_Brief:_ Your reply should consist of one number: how many lines below contain "Colour".

Items from an interface collection

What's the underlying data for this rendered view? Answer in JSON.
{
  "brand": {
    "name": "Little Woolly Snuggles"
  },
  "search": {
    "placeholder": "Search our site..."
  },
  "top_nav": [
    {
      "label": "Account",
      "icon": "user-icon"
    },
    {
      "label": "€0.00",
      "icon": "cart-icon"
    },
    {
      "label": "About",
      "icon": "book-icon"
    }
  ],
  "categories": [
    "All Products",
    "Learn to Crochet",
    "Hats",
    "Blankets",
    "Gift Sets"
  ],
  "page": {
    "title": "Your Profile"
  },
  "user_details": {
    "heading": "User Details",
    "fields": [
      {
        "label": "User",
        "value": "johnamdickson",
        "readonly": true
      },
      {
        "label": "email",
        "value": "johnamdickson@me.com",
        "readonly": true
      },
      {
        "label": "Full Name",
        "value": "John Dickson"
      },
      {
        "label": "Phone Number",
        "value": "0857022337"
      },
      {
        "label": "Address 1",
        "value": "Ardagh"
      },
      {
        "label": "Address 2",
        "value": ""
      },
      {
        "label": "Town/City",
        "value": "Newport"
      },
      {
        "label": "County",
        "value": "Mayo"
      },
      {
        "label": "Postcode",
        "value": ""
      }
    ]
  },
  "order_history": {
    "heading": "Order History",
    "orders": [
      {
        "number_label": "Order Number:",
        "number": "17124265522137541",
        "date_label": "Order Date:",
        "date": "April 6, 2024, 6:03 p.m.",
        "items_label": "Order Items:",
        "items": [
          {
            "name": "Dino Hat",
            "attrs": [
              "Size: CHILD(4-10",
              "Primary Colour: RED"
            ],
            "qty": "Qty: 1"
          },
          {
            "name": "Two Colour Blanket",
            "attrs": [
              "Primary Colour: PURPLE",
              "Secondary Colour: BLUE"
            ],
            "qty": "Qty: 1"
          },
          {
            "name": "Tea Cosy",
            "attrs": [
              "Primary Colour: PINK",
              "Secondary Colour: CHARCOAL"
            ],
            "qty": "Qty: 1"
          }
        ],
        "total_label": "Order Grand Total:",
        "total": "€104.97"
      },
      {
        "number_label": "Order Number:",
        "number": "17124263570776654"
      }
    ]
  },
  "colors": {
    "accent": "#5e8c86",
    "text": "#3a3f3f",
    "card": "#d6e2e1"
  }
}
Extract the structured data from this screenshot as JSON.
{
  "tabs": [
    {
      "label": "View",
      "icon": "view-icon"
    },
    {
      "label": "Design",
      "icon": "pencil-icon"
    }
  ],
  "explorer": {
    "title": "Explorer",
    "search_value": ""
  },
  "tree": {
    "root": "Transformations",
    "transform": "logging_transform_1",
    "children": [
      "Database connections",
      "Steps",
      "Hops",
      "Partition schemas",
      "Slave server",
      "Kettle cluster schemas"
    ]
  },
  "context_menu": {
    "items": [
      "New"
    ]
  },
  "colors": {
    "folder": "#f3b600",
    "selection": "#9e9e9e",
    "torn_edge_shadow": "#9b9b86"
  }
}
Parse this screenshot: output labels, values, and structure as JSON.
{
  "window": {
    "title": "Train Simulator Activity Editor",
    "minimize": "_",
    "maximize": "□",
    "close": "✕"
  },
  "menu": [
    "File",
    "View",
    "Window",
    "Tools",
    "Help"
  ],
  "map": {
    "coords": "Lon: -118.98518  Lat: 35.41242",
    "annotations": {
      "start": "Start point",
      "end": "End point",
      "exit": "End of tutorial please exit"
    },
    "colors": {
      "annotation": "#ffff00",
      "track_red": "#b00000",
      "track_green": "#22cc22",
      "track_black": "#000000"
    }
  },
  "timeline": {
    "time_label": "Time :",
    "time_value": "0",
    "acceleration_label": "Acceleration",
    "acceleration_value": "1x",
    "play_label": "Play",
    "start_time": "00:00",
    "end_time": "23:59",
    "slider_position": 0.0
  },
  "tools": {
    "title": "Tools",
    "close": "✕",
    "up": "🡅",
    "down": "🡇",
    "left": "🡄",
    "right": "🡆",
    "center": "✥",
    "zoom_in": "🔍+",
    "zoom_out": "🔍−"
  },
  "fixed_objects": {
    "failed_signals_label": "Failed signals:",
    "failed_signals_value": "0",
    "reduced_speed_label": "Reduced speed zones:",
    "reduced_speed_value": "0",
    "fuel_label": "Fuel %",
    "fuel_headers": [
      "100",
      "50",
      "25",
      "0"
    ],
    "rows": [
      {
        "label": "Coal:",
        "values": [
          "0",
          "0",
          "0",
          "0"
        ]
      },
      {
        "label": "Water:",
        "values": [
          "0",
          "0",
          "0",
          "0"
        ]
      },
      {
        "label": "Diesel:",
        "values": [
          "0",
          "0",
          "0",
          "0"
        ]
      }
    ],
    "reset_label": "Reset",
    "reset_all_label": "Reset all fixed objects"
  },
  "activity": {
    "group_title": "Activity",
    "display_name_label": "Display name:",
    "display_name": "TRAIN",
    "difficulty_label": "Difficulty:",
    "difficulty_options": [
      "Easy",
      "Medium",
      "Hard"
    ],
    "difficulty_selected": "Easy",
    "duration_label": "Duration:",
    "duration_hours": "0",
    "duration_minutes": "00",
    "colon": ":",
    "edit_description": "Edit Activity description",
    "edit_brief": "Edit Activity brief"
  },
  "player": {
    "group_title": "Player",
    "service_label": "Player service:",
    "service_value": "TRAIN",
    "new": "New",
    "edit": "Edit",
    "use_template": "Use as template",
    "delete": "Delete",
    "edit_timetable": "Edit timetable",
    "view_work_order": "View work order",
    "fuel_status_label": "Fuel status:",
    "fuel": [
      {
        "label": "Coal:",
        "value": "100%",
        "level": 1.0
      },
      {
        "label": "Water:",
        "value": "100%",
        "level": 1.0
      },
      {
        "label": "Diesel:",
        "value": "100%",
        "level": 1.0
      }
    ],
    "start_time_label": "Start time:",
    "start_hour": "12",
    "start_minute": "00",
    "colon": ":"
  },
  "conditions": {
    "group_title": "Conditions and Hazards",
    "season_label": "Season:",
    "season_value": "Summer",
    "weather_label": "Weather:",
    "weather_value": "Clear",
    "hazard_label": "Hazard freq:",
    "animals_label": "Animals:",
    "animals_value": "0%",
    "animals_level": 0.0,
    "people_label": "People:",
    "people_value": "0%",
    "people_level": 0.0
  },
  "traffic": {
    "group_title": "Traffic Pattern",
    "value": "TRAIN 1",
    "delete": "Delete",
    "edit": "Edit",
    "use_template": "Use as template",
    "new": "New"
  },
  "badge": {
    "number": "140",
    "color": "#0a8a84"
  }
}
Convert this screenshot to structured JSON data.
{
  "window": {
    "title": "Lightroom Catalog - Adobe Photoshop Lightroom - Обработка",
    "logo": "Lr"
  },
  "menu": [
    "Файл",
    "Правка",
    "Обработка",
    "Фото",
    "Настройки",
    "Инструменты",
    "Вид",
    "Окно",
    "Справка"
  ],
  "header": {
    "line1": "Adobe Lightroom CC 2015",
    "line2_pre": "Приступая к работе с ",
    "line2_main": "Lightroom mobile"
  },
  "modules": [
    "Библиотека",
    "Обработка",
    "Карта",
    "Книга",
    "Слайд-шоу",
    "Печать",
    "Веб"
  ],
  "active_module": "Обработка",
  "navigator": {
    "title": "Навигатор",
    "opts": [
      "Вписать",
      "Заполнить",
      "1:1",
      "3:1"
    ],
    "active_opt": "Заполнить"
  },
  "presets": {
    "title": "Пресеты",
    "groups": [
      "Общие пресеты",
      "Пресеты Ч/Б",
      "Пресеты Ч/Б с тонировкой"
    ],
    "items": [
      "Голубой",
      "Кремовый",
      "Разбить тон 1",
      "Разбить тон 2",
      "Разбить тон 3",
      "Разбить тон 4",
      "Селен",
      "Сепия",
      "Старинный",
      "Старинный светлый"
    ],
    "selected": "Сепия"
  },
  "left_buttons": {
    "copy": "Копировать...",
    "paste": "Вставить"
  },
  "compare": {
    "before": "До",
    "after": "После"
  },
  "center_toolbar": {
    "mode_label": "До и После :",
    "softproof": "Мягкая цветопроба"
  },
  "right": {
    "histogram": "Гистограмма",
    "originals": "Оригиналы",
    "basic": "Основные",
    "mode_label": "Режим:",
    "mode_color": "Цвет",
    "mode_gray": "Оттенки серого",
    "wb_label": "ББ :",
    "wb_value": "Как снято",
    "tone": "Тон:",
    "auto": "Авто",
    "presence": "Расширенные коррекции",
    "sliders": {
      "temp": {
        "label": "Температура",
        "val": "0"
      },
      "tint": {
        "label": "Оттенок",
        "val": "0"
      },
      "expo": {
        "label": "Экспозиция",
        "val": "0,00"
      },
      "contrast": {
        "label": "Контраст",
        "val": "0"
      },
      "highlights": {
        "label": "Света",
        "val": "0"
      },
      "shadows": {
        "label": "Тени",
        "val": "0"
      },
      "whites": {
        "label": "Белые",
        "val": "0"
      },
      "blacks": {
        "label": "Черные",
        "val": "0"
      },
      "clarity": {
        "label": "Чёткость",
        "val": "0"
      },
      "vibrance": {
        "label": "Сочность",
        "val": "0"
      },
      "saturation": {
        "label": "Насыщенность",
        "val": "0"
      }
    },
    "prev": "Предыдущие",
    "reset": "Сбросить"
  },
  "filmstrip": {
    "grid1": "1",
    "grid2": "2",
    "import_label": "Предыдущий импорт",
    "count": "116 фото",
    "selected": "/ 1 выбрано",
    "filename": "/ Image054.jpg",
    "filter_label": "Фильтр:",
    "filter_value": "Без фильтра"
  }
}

_Exercise result:_ 6